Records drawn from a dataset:
##########

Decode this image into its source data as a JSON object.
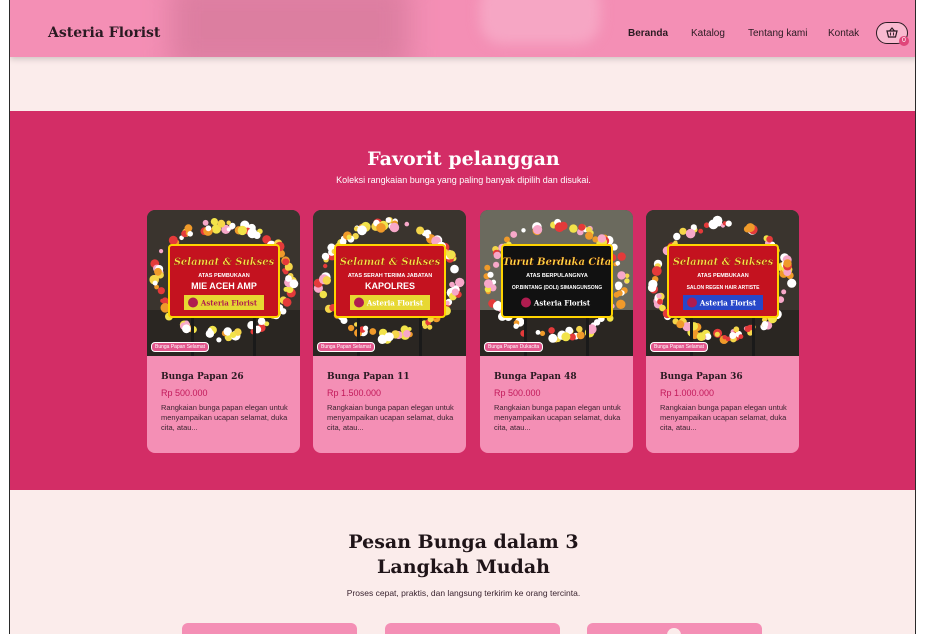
{
  "header": {
    "brand": "Asteria Florist",
    "nav": [
      "Beranda",
      "Katalog",
      "Tentang kami",
      "Kontak"
    ],
    "cart_count": "0"
  },
  "favorites": {
    "title": "Favorit pelanggan",
    "subtitle": "Koleksi rangkaian bunga yang paling banyak dipilih dan disukai.",
    "cards": [
      {
        "tag": "Bunga Papan Selamat",
        "name": "Bunga Papan 26",
        "price": "Rp 500.000",
        "desc": "Rangkaian bunga papan elegan untuk menyampaikan ucapan selamat, duka cita, atau...",
        "board_line1": "Selamat & Sukses",
        "board_line2": "ATAS PEMBUKAAN",
        "board_line3": "MIE ACEH AMP",
        "board_brand": "Asteria Florist",
        "board_color": "#c4121f"
      },
      {
        "tag": "Bunga Papan Selamat",
        "name": "Bunga Papan 11",
        "price": "Rp 1.500.000",
        "desc": "Rangkaian bunga papan elegan untuk menyampaikan ucapan selamat, duka cita, atau...",
        "board_line1": "Selamat & Sukses",
        "board_line2": "ATAS SERAH TERIMA JABATAN",
        "board_line3": "KAPOLRES",
        "board_brand": "Asteria Florist",
        "board_color": "#c4121f"
      },
      {
        "tag": "Bunga Papan Dukacita",
        "name": "Bunga Papan 48",
        "price": "Rp 500.000",
        "desc": "Rangkaian bunga papan elegan untuk menyampaikan ucapan selamat, duka cita, atau...",
        "board_line1": "Turut Berduka Cita",
        "board_line2": "ATAS BERPULANGNYA",
        "board_line3": "OP.BINTANG (DOLI) SIMANGUNSONG",
        "board_brand": "Asteria Florist",
        "board_color": "#111111"
      },
      {
        "tag": "Bunga Papan Selamat",
        "name": "Bunga Papan 36",
        "price": "Rp 1.000.000",
        "desc": "Rangkaian bunga papan elegan untuk menyampaikan ucapan selamat, duka cita, atau...",
        "board_line1": "Selamat & Sukses",
        "board_line2": "ATAS PEMBUKAAN",
        "board_line3": "SALON REGEN HAIR ARTISTE",
        "board_brand": "Asteria Florist",
        "board_color": "#c4121f"
      }
    ]
  },
  "steps": {
    "title": "Pesan Bunga dalam 3 Langkah Mudah",
    "subtitle": "Proses cepat, praktis, dan langsung terkirim ke orang tercinta."
  },
  "colors": {
    "header_bg": "#f48fb5",
    "section_bg": "#d32d66",
    "page_bg": "#fbeceb",
    "card_bg": "#f48fb5",
    "price": "#c2195a"
  }
}
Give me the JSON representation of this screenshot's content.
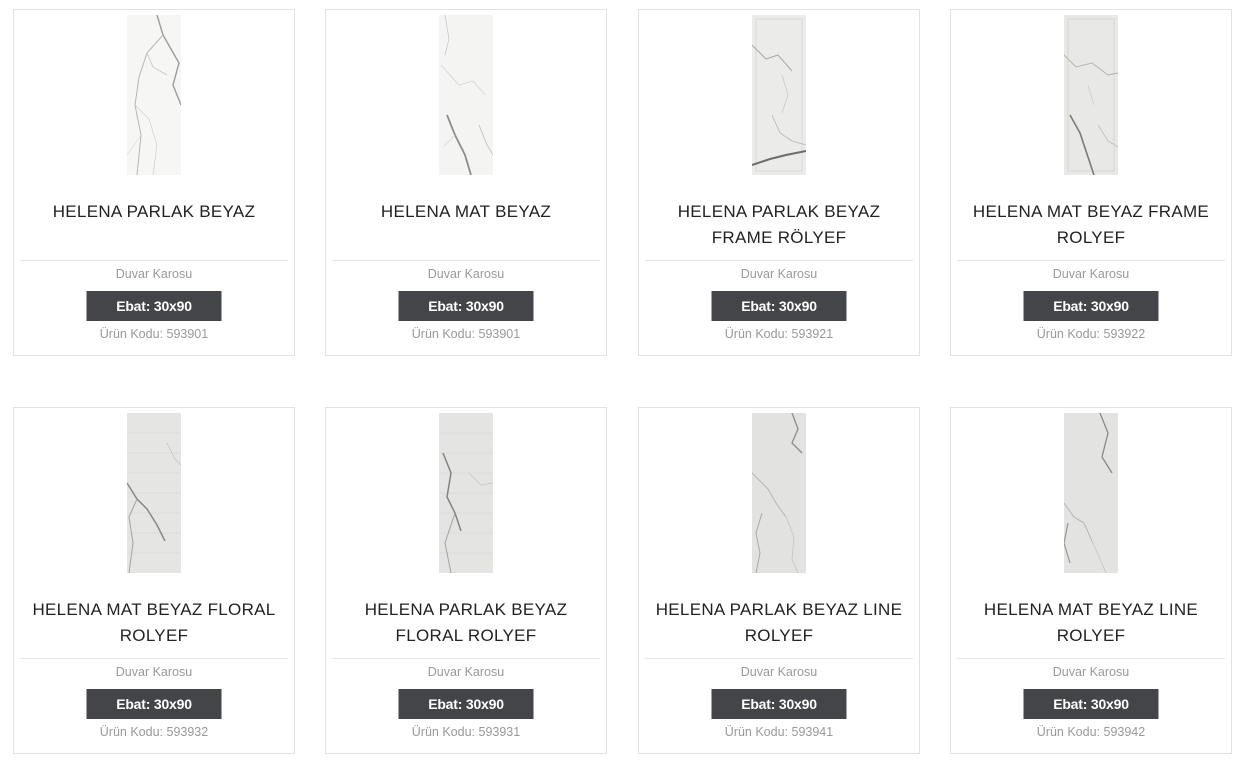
{
  "products": [
    {
      "title": "HELENA PARLAK BEYAZ",
      "category": "Duvar Karosu",
      "size": "Ebat: 30x90",
      "code": "Ürün Kodu: 593901",
      "thumb": "white-marble-glossy"
    },
    {
      "title": "HELENA MAT BEYAZ",
      "category": "Duvar Karosu",
      "size": "Ebat: 30x90",
      "code": "Ürün Kodu: 593901",
      "thumb": "white-marble-matte"
    },
    {
      "title": "HELENA PARLAK BEYAZ FRAME RÖLYEF",
      "category": "Duvar Karosu",
      "size": "Ebat: 30x90",
      "code": "Ürün Kodu: 593921",
      "thumb": "white-marble-frame"
    },
    {
      "title": "HELENA MAT BEYAZ FRAME ROLYEF",
      "category": "Duvar Karosu",
      "size": "Ebat: 30x90",
      "code": "Ürün Kodu: 593922",
      "thumb": "white-marble-frame"
    },
    {
      "title": "HELENA MAT BEYAZ FLORAL ROLYEF",
      "category": "Duvar Karosu",
      "size": "Ebat: 30x90",
      "code": "Ürün Kodu: 593932",
      "thumb": "white-marble-floral"
    },
    {
      "title": "HELENA PARLAK BEYAZ FLORAL ROLYEF",
      "category": "Duvar Karosu",
      "size": "Ebat: 30x90",
      "code": "Ürün Kodu: 593931",
      "thumb": "white-marble-floral"
    },
    {
      "title": "HELENA PARLAK BEYAZ LINE ROLYEF",
      "category": "Duvar Karosu",
      "size": "Ebat: 30x90",
      "code": "Ürün Kodu: 593941",
      "thumb": "white-marble-line"
    },
    {
      "title": "HELENA MAT BEYAZ LINE ROLYEF",
      "category": "Duvar Karosu",
      "size": "Ebat: 30x90",
      "code": "Ürün Kodu: 593942",
      "thumb": "white-marble-line"
    }
  ],
  "colors": {
    "badge_bg": "#444548",
    "badge_text": "#ffffff",
    "muted_text": "#999999",
    "card_border": "#e2e2e2"
  }
}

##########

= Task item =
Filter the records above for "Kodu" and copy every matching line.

= Task solution =
      "code": "Ürün Kodu: 593901",
      "code": "Ürün Kodu: 593901",
      "code": "Ürün Kodu: 593921",
      "code": "Ürün Kodu: 593922",
      "code": "Ürün Kodu: 593932",
      "code": "Ürün Kodu: 593931",
      "code": "Ürün Kodu: 593941",
      "code": "Ürün Kodu: 593942",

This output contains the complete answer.